Thus began the phase of me getting “worked up.”

I wrote a blog, and the response to that got a little personal.

What’s going on!

I know.  I know.  Don’t talk about politics or religion.

But news, weather, and sports should be okay.  These days, politics is news and news is politics — at the expense of real, consequential news.

But these tea party folks aren’t looking for a discussion.  They’re looking for a fight.  Many of them, it seems, just discovered the U.S. Constitution.

It makes me nostalgic for the day, prior to the Bush-Gore election, when the world wide web was much younger, when I tried to teach a 5th grade class a lesson on the electoral college.

I had the computer hooked up to a big TV, so you could see the red and blue states and click on Florida once for blue, and again for red.

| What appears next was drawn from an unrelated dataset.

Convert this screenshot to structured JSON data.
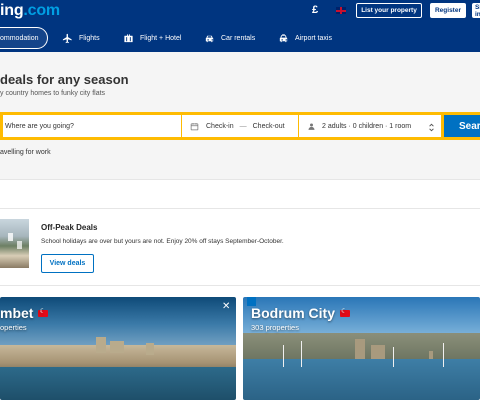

This was fancy technology at the time — which was the point of the lesson.  I was demonstrating for teachers how the internet could be used, along with a TV, in the classroom.

As I began explaining that Presidents were elected by an electoral college, state by state, the classroom teachers eyes glazed over.  After a short time, they interrupted me to say that this material wasn’t important and that the children weren’t interested.

They were right.  Nobody was interested.  Until a few weeks later when we all got a huge civics lesson.

Now, it seems, it’s gotten crazy.  We’re all too interested.  And some of the novice politicos don’t have the best manners.

I remember handing out pamphlets for McGovern, and then going to Nixon’s inauguration.

Win or lose, it was all quite interesting — but it was more respectful.

On my blog, I wasn’t sure whether or not to approve the comments or delete them.  I approved and argued that people can respectfully disagree without getting…well…nasty.

Then, in order to feel a little better, I moseyed down to the Democratic headquarters and made a few GOTV phone calls.

And watched a bit more TV.

And blogged again…

And watched more TV.


But, in order to get myself back on track, I took a long walk today with my dog — out in nature.  It was quite beautiful out there, with only the sounds of leaves and breeze and geese.  I noticed that geese love to talk to me, but when I answer, it seems to throw them off.  They get quiet.

And I started humming one of my favorite songs:  “The Farmer and the Cowman Should be Friends.”

This made me feel great — but a little old.